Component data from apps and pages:
════════════════════

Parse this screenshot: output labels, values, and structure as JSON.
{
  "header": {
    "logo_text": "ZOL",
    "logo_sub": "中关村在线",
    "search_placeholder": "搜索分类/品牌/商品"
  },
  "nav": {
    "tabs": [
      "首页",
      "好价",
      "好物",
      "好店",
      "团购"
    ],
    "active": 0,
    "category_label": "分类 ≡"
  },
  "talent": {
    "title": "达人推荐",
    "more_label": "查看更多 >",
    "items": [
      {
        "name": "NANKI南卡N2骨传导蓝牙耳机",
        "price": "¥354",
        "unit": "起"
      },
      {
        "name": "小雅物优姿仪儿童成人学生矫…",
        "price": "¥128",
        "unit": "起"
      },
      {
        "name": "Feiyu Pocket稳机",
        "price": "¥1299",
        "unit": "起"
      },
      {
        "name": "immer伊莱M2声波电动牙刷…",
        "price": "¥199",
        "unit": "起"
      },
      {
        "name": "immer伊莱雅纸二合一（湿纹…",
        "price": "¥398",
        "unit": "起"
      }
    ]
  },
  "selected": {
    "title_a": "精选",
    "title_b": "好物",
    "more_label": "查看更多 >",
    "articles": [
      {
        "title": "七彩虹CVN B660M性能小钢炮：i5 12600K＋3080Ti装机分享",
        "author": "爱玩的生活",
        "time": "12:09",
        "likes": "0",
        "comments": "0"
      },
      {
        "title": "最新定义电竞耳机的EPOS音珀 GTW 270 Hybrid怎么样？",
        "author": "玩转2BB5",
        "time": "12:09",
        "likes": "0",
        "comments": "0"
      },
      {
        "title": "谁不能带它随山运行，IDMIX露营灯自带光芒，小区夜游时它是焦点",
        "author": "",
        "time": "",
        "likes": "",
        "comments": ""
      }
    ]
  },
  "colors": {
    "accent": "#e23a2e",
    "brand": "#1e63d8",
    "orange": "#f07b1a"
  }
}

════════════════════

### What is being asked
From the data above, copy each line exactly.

### Result
Parse this screenshot: output labels, values, and structure as JSON.
{
  "header": {
    "logo_text": "ZOL",
    "logo_sub": "中关村在线",
    "search_placeholder": "搜索分类/品牌/商品"
  },
  "nav": {
    "tabs": [
      "首页",
      "好价",
      "好物",
      "好店",
      "团购"
    ],
    "active": 0,
    "category_label": "分类 ≡"
  },
  "talent": {
    "title": "达人推荐",
    "more_label": "查看更多 >",
    "items": [
      {
        "name": "NANKI南卡N2骨传导蓝牙耳机",
        "price": "¥354",
        "unit": "起"
      },
      {
        "name": "小雅物优姿仪儿童成人学生矫…",
        "price": "¥128",
        "unit": "起"
      },
      {
        "name": "Feiyu Pocket稳机",
        "price": "¥1299",
        "unit": "起"
      },
      {
        "name": "immer伊莱M2声波电动牙刷…",
        "price": "¥199",
        "unit": "起"
      },
      {
        "name": "immer伊莱雅纸二合一（湿纹…",
        "price": "¥398",
        "unit": "起"
      }
    ]
  },
  "selected": {
    "title_a": "精选",
    "title_b": "好物",
    "more_label": "查看更多 >",
    "articles": [
      {
        "title": "七彩虹CVN B660M性能小钢炮：i5 12600K＋3080Ti装机分享",
        "author": "爱玩的生活",
        "time": "12:09",
        "likes": "0",
        "comments": "0"
      },
      {
        "title": "最新定义电竞耳机的EPOS音珀 GTW 270 Hybrid怎么样？",
        "author": "玩转2BB5",
        "time": "12:09",
        "likes": "0",
        "comments": "0"
      },
      {
        "title": "谁不能带它随山运行，IDMIX露营灯自带光芒，小区夜游时它是焦点",
        "author": "",
        "time": "",
        "likes": "",
        "comments": ""
      }
    ]
  },
  "colors": {
    "accent": "#e23a2e",
    "brand": "#1e63d8",
    "orange": "#f07b1a"
  }
}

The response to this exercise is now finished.